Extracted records

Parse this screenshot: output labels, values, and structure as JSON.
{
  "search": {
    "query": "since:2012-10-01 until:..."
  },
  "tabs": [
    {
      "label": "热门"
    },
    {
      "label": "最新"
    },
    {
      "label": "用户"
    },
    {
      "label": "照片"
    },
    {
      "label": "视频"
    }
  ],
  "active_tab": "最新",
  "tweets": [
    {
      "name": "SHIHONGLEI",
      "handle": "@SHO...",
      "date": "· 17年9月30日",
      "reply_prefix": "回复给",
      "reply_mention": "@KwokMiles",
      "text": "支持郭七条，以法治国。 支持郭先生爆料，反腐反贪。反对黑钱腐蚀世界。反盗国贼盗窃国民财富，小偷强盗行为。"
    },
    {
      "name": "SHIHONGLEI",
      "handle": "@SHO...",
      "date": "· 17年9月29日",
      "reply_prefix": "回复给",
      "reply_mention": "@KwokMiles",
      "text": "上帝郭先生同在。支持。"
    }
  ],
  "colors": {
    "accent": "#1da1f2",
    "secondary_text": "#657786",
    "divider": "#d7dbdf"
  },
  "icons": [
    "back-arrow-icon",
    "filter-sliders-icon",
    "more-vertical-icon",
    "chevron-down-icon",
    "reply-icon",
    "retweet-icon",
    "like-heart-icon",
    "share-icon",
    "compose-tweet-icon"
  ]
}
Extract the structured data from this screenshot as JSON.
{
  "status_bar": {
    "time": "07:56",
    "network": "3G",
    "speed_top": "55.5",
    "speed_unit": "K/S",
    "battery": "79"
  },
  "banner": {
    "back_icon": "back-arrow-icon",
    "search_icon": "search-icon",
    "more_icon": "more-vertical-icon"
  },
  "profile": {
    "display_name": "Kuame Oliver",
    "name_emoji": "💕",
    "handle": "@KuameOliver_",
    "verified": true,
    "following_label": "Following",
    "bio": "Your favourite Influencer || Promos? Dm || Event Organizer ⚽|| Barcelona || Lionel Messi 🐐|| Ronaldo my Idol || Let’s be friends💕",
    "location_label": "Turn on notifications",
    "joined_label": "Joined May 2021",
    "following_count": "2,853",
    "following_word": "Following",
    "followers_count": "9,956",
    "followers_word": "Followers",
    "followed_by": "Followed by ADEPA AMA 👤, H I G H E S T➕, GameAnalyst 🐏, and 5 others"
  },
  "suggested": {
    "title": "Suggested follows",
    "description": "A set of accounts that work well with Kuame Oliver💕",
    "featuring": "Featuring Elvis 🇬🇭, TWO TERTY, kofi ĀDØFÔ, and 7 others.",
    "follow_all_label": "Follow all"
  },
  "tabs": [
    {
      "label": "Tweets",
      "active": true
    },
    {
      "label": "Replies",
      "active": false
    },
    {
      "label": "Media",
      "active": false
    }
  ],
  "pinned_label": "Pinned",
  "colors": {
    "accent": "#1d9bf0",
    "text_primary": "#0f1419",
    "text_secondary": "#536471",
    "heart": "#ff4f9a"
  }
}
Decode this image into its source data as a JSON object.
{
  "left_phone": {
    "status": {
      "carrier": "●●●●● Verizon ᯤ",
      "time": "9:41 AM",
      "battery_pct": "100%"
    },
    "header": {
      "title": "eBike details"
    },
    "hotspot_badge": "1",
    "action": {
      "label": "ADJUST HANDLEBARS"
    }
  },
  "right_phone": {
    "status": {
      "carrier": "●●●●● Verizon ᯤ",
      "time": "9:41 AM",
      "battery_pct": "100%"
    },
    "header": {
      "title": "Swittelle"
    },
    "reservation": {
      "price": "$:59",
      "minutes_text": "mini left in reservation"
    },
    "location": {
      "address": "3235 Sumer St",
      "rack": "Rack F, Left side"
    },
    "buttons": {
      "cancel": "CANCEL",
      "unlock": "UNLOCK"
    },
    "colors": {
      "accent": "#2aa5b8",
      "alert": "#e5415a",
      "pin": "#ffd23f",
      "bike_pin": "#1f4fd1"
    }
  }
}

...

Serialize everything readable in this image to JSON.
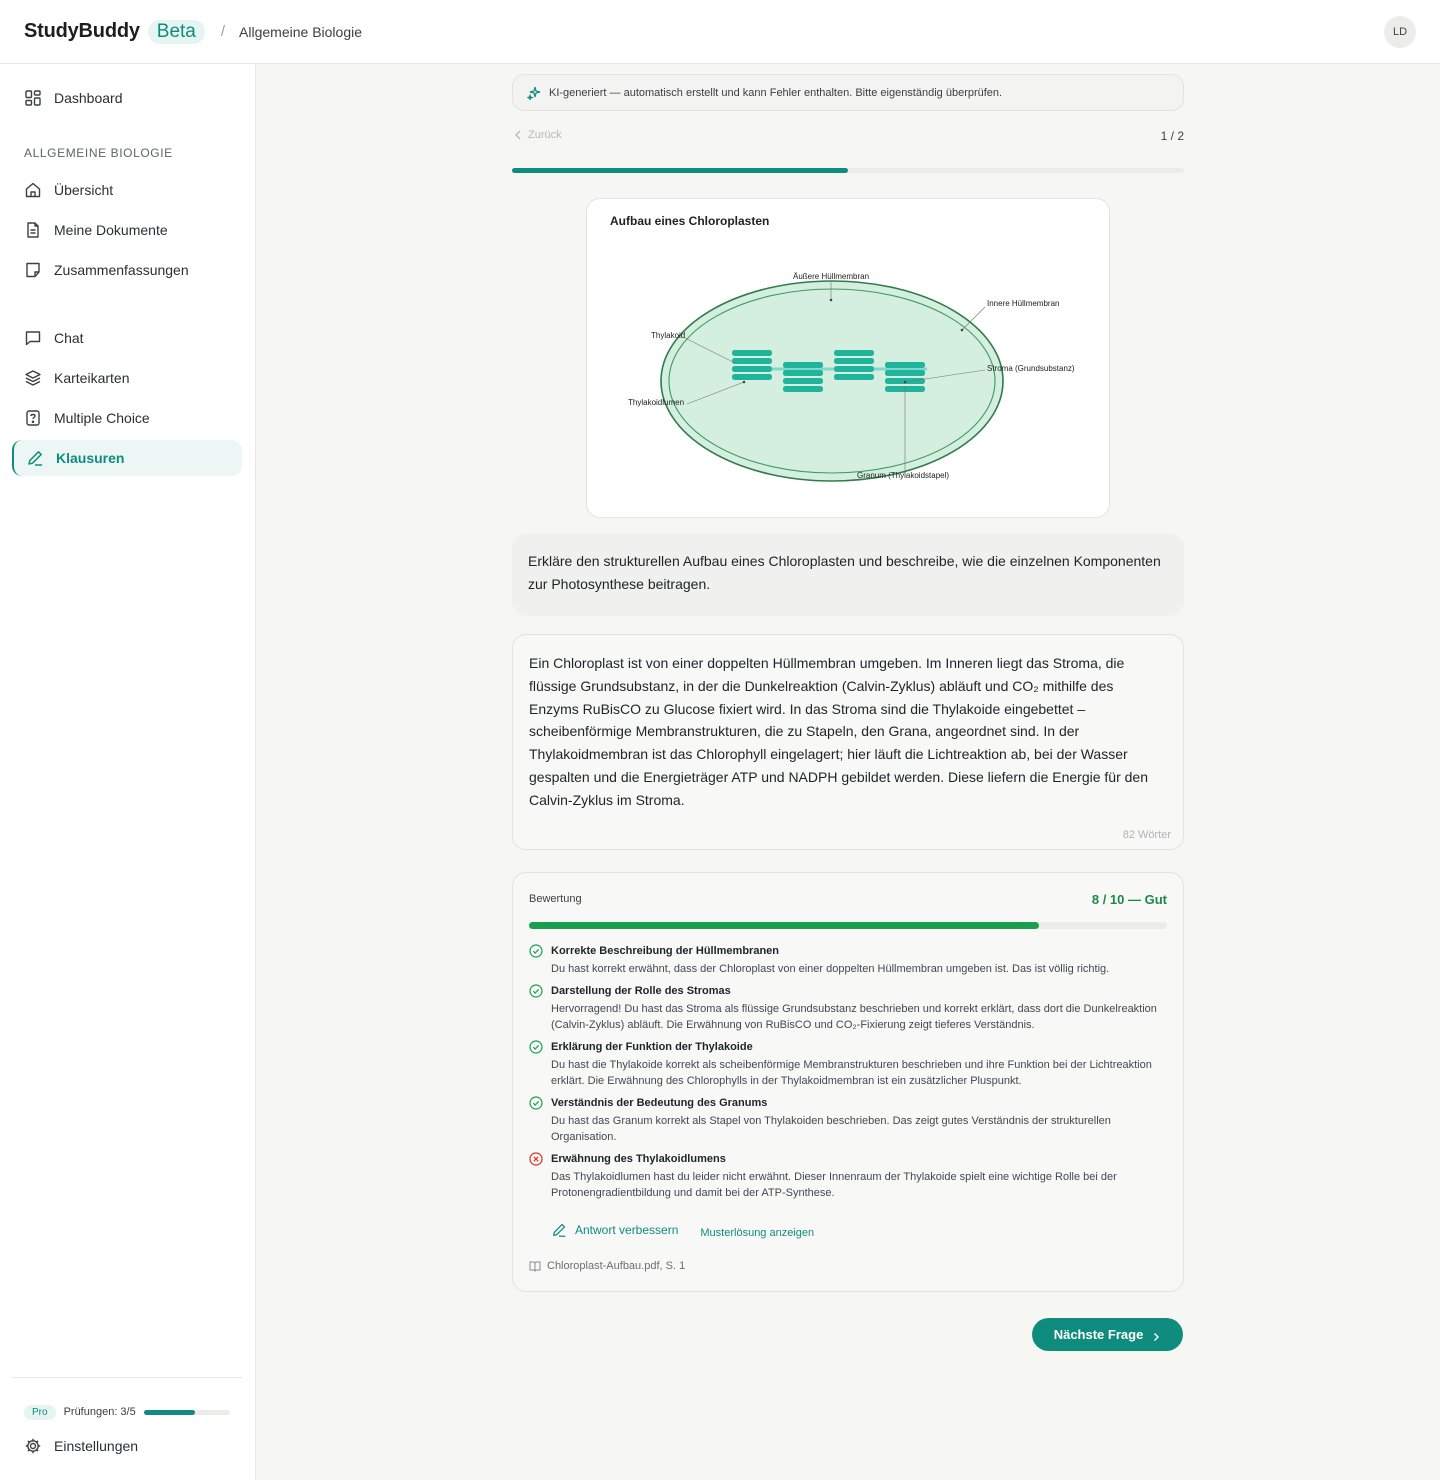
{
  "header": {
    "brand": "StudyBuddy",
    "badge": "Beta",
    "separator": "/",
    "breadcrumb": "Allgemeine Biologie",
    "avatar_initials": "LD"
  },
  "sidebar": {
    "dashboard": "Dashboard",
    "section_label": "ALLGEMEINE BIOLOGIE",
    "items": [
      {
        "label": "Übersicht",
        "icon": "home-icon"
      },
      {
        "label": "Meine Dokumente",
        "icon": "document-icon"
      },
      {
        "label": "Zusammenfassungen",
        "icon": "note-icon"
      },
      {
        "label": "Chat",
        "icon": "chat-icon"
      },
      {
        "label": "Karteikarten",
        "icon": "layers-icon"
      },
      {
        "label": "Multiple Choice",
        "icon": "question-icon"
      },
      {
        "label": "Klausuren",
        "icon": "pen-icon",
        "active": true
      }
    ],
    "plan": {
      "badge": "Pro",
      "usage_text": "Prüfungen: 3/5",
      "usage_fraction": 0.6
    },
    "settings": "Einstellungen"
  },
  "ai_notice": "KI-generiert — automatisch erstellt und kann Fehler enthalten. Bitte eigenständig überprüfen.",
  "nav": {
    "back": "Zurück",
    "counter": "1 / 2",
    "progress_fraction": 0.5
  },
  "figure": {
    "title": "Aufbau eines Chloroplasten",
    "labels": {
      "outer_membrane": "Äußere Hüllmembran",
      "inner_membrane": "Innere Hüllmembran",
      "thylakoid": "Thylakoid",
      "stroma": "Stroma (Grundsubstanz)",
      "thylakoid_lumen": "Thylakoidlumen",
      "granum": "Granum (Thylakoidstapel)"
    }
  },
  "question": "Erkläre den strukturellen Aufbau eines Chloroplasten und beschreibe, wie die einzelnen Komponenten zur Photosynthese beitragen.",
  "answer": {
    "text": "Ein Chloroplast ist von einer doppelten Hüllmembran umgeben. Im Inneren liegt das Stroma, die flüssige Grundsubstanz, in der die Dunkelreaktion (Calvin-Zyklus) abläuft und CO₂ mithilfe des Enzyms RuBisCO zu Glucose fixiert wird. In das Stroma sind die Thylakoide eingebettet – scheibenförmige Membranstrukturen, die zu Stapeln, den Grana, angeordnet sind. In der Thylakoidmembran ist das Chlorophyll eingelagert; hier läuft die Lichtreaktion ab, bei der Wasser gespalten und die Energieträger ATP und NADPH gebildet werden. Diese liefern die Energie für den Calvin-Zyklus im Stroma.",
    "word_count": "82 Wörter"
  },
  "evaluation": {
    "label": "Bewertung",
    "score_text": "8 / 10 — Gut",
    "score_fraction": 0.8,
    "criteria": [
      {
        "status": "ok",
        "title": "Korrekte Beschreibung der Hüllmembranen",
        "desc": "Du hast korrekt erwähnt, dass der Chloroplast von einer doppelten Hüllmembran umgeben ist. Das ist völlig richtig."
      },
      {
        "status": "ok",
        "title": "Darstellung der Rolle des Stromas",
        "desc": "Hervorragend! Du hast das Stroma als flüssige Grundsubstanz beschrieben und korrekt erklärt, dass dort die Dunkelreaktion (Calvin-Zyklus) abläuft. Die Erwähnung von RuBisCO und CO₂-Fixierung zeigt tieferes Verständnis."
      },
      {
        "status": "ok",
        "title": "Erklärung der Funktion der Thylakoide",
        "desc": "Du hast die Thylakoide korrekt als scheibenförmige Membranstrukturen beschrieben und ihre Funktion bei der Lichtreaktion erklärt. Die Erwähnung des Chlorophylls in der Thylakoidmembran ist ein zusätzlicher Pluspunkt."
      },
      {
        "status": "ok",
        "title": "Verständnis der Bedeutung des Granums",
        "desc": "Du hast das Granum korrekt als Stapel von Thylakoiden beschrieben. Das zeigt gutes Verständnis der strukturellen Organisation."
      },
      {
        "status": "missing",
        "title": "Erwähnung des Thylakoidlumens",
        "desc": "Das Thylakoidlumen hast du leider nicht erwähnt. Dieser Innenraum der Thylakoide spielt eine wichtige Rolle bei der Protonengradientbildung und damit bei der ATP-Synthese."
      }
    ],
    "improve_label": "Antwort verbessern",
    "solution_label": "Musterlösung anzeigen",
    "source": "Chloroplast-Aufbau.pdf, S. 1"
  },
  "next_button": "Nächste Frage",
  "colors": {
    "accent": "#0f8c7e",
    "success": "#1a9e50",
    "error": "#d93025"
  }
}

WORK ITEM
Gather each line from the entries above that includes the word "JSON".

REPLY
Parse this screenshot: output labels, values, and structure as JSON.
Extract the structured data from this screenshot as JSON.
Decode this image into its source data as a JSON object.
Serialize everything readable in this image to JSON.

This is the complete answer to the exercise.